More than just software
You are probably familiar with patents on software, the smartphone litigation between Apple and Samsung as well as on the infomercial products featured on late night television. There has been some discussion about patents on medications ( good example of this is Viagra) expiring and companies re-engineering the medication to protect the patent. There are patents on genes for plants and, until recently, breast cancer genes.
Patent trolls (also known as patent assertion entities) are business entities whose sole purpose is to gain ownership of patents and then sue anyone who infringes on them. Now there is a temptation to oversimplify and focus mainly on any company that sues for patent infringement as some kind of troll. There are examples of shell companies who sole existence is about buying patents and then waiting for infringement. Other companies partner with inventors and co-own patents or outright buy them from the inventors. The questions arise when there is some disparity between the percentage of patents owned by a company that are developed in-house and the ones that were purchased.
As entrepreneurs and small business owners go forward with what they think is an invention and/or innovation that is different from anything else, these patent trolls, or PAE’s, swoop in with threatened litigation. Small organizations typically don’t have the resources to fight back so there are a lot of settlements. Some businesses simply close their doors because there is nothing left.

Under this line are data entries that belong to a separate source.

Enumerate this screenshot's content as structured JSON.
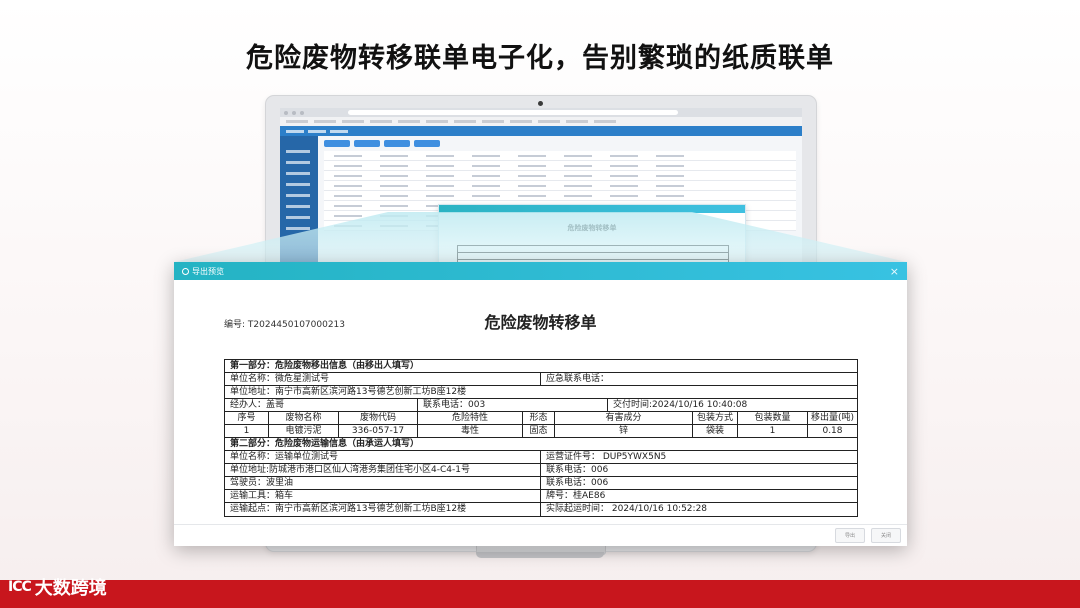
{
  "headline": "危险废物转移联单电子化，告别繁琐的纸质联单",
  "brand": {
    "mark": "ICC",
    "name": "大数跨境"
  },
  "inner_dialog": {
    "title": "危险废物转移单"
  },
  "dialog": {
    "title": "导出预览",
    "close": "×",
    "doc_no": "编号: T2024450107000213",
    "doc_title": "危险废物转移单",
    "section1": "第一部分：危险废物移出信息（由移出人填写）",
    "unit_name": "单位名称：微危星测试号",
    "emergency_phone": "应急联系电话：",
    "unit_address": "单位地址：南宁市高新区滨河路13号德艺创新工坊B座12楼",
    "handler": "经办人：盖哥",
    "contact_phone": "联系电话：003",
    "handover_time": "交付时间:2024/10/16 10:40:08",
    "waste_headers": [
      "序号",
      "废物名称",
      "废物代码",
      "危险特性",
      "形态",
      "有害成分",
      "包装方式",
      "包装数量",
      "移出量(吨)"
    ],
    "waste_row": [
      "1",
      "电镀污泥",
      "336-057-17",
      "毒性",
      "固态",
      "锌",
      "袋装",
      "1",
      "0.18"
    ],
    "section2": "第二部分：危险废物运输信息（由承运人填写）",
    "transport_unit": "单位名称：运输单位测试号",
    "permit_no": "运营证件号：  DUP5YWX5N5",
    "transport_address": "单位地址:防城港市港口区仙人湾港务集团住宅小区4-C4-1号",
    "transport_phone": "联系电话：006",
    "driver": "驾驶员：波里油",
    "driver_phone": "联系电话：006",
    "vehicle": "运输工具：箱车",
    "plate": "牌号：桂AE86",
    "origin": "运输起点：南宁市高新区滨河路13号德艺创新工坊B座12楼",
    "actual_start": "实际起运时间：  2024/10/16 10:52:28",
    "buttons": {
      "export": "导出",
      "close": "关闭"
    }
  }
}
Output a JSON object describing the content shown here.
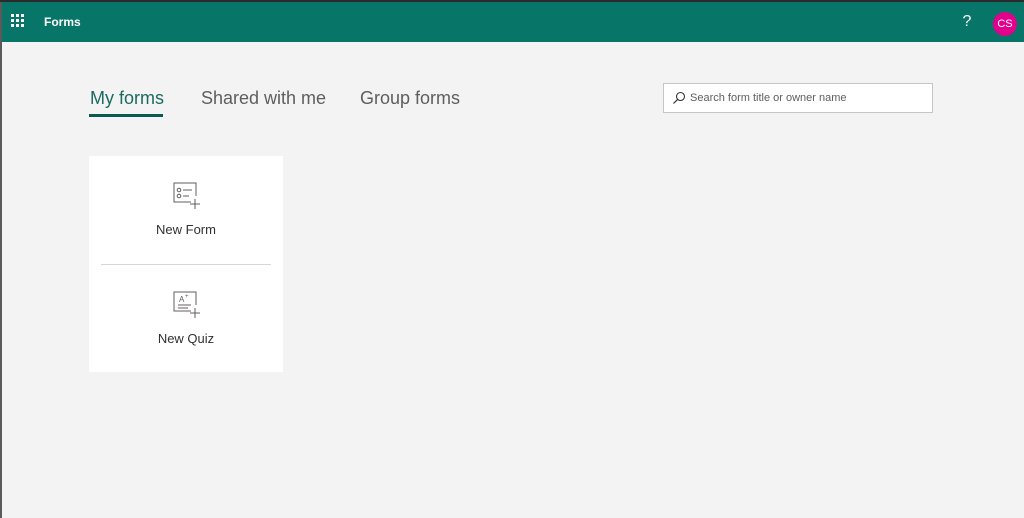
{
  "header": {
    "app_name": "Forms",
    "help_label": "?",
    "avatar_initials": "CS",
    "bar_color": "#077568",
    "avatar_color": "#e3008c"
  },
  "tabs": [
    {
      "label": "My forms",
      "active": true
    },
    {
      "label": "Shared with me",
      "active": false
    },
    {
      "label": "Group forms",
      "active": false
    }
  ],
  "search": {
    "placeholder": "Search form title or owner name",
    "value": ""
  },
  "new_items": {
    "new_form_label": "New Form",
    "new_quiz_label": "New Quiz",
    "new_form_icon": "new-form-icon",
    "new_quiz_icon": "new-quiz-icon"
  }
}
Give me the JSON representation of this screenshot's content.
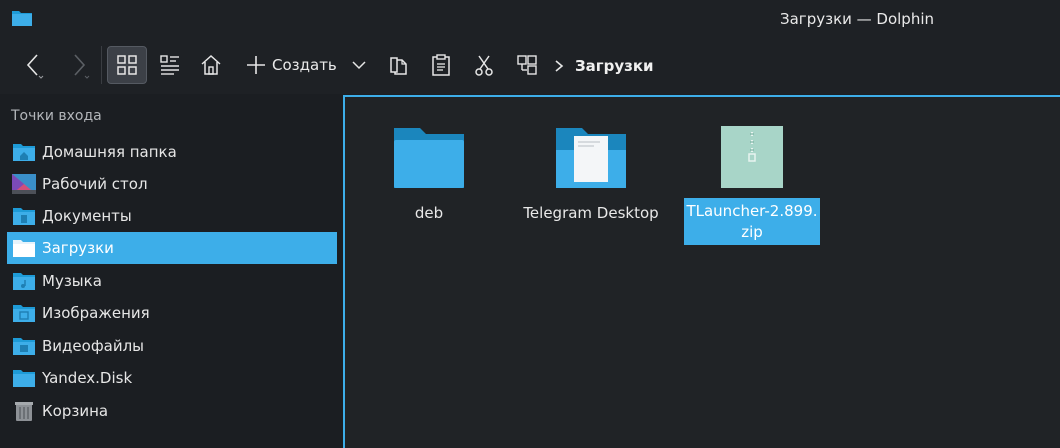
{
  "window": {
    "title": "Загрузки — Dolphin",
    "app_icon": "folder-icon"
  },
  "toolbar": {
    "back_icon": "chevron-left-icon",
    "forward_icon": "chevron-right-icon",
    "icons_view_icon": "grid-view-icon",
    "details_view_icon": "details-view-icon",
    "home_icon": "home-icon",
    "create_label": "Создать",
    "copy_icon": "copy-icon",
    "paste_icon": "paste-icon",
    "cut_icon": "scissors-icon",
    "split_icon": "split-view-icon",
    "breadcrumb": "Загрузки"
  },
  "sidebar": {
    "heading": "Точки входа",
    "items": [
      {
        "label": "Домашняя папка",
        "icon": "home-folder-icon"
      },
      {
        "label": "Рабочий стол",
        "icon": "desktop-icon"
      },
      {
        "label": "Документы",
        "icon": "documents-folder-icon"
      },
      {
        "label": "Загрузки",
        "icon": "downloads-folder-icon",
        "selected": true
      },
      {
        "label": "Музыка",
        "icon": "music-folder-icon"
      },
      {
        "label": "Изображения",
        "icon": "pictures-folder-icon"
      },
      {
        "label": "Видеофайлы",
        "icon": "videos-folder-icon"
      },
      {
        "label": "Yandex.Disk",
        "icon": "folder-icon"
      },
      {
        "label": "Корзина",
        "icon": "trash-icon"
      }
    ]
  },
  "files": [
    {
      "name": "deb",
      "type": "folder"
    },
    {
      "name": "Telegram Desktop",
      "type": "folder"
    },
    {
      "name_line1": "TLauncher-2.899.",
      "name_line2": "zip",
      "type": "zip",
      "selected": true
    }
  ],
  "colors": {
    "accent": "#3daee9",
    "folder": "#1e9bd7",
    "background": "#1b1e22"
  }
}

Talk that the patent system is “broken”
In the US and around the world, there has been talk that the system has to be fixed. According to Rachael Lamkin, it isn’t really the system but how entities can use the courts to harm innovation and even consumers. This perspective does make sense. But there is also the observation that ideas are getting patents and the argument follows that ideas are not inventions. No matter what your perspective, there has to be some kind of change made to the patent system.

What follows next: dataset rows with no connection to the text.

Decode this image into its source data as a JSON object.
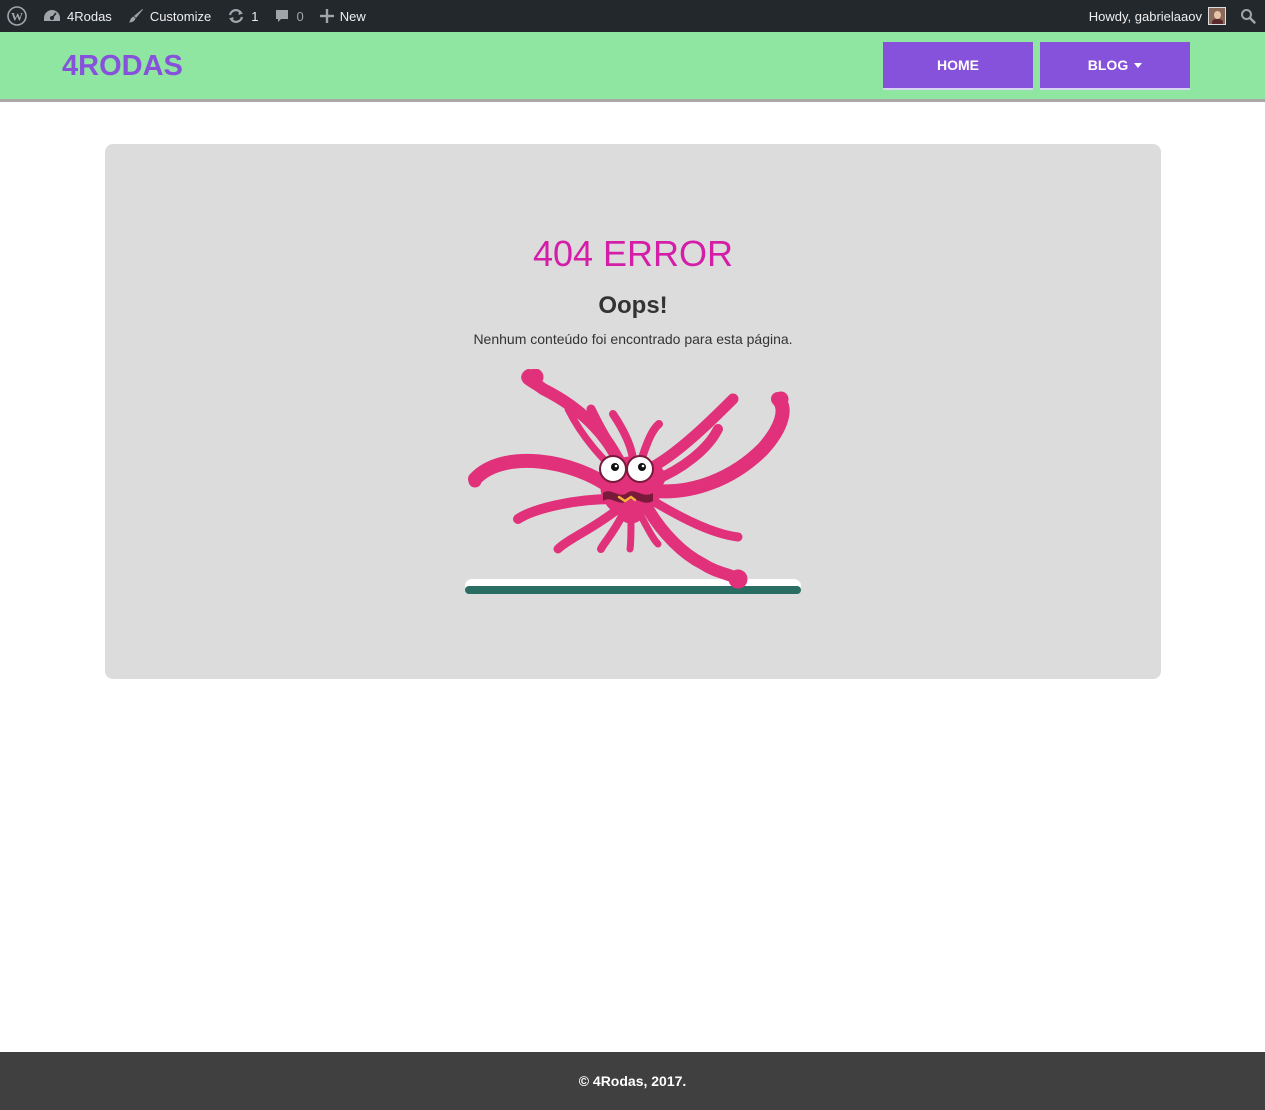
{
  "adminbar": {
    "site_name": "4Rodas",
    "customize_label": "Customize",
    "updates_count": "1",
    "comments_count": "0",
    "new_label": "New",
    "howdy_label": "Howdy, gabrielaaov"
  },
  "header": {
    "logo": "4RODAS",
    "nav": [
      {
        "label": "HOME"
      },
      {
        "label": "BLOG"
      }
    ]
  },
  "error": {
    "title": "404 ERROR",
    "subtitle": "Oops!",
    "message": "Nenhum conteúdo foi encontrado para esta página."
  },
  "footer": {
    "text": "© 4Rodas, 2017."
  },
  "colors": {
    "header_bg": "#8ee6a0",
    "accent": "#8652db",
    "error_title": "#d41ea8",
    "splat": "#e0317a"
  }
}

Legislation being introduced all over the world
It isn’t simply that businesses are being handicapped or ruined, consumers lose out when things are discontinued or costs increase. According to a Boston University study, patent trolling cost the US economy $29 billion in 2011. These problems are not exclusive to the US. There is a law that came into effect in April 2013 in the UK. Other reforms are being looked at as well. There is discussion about overhauling patent laws in Europe and maybe introducing a universal patent law.

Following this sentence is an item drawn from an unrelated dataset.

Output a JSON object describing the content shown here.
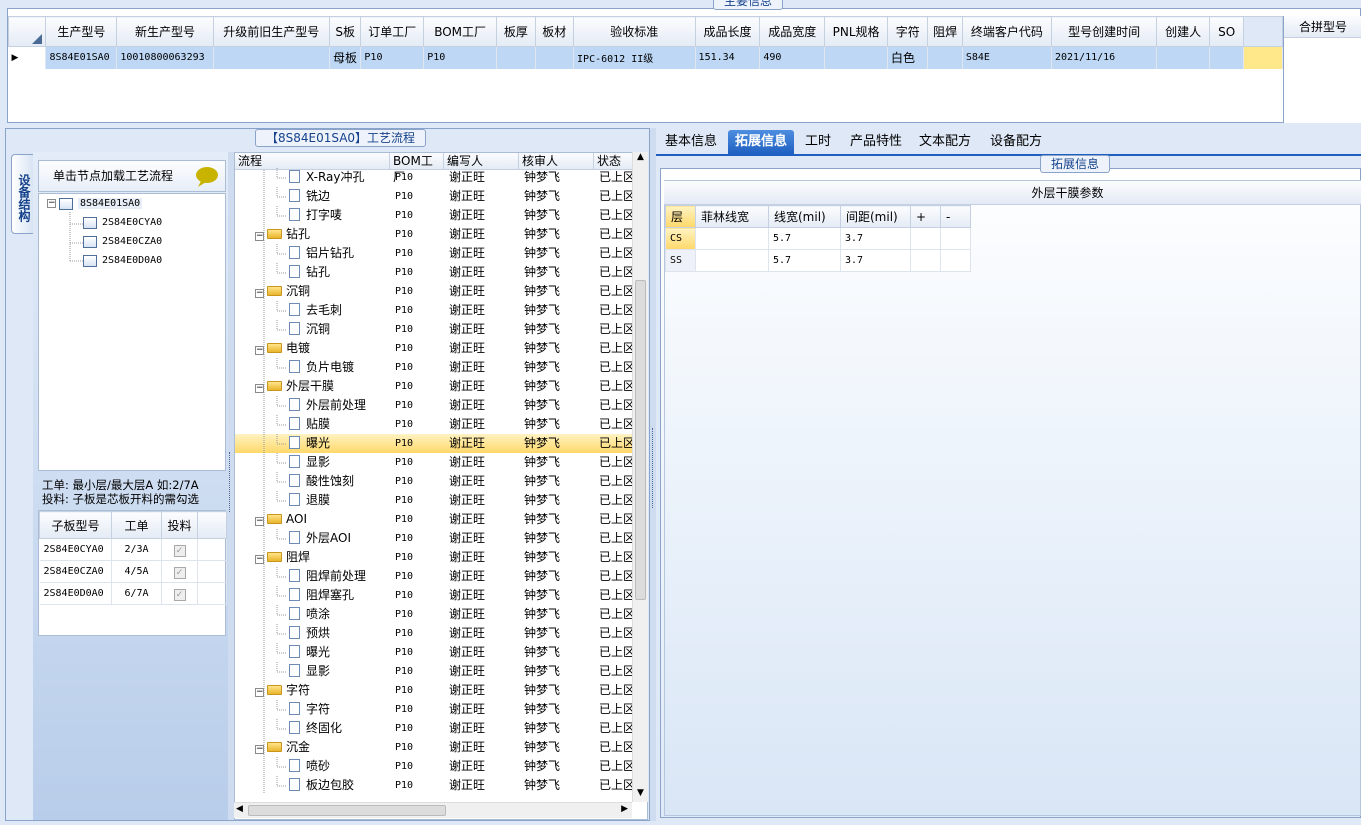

This does affect all of us. We could very well work for a company that is sued. Farmers are being sent warnings that they are infringing on genetically-modified plant patents when seeds they did not plant are growing in their fields. These costs get passed onto consumers, clog up the court system and perhaps create a chill for inventors, entrepreneurs and small business owners.
Join the Twitter chat, #KaizenBiz, this Friday, June 28th at 5pm GMT/12pm ET/9am PT to discuss patents, patent trolls and innovation.
Are patents being filed for new inventions or to create a (temporary) barrier in the marketplace?
How are patent trolls affecting innovation?
What kinds of protections could legislators put in place to limit or eliminate patent trolls?
What kinds of protections can entrepreneurs and small business owners put in place to protect their patents?
How do you see patent reforms affecting innovation?
image: iStockphoto by mwookie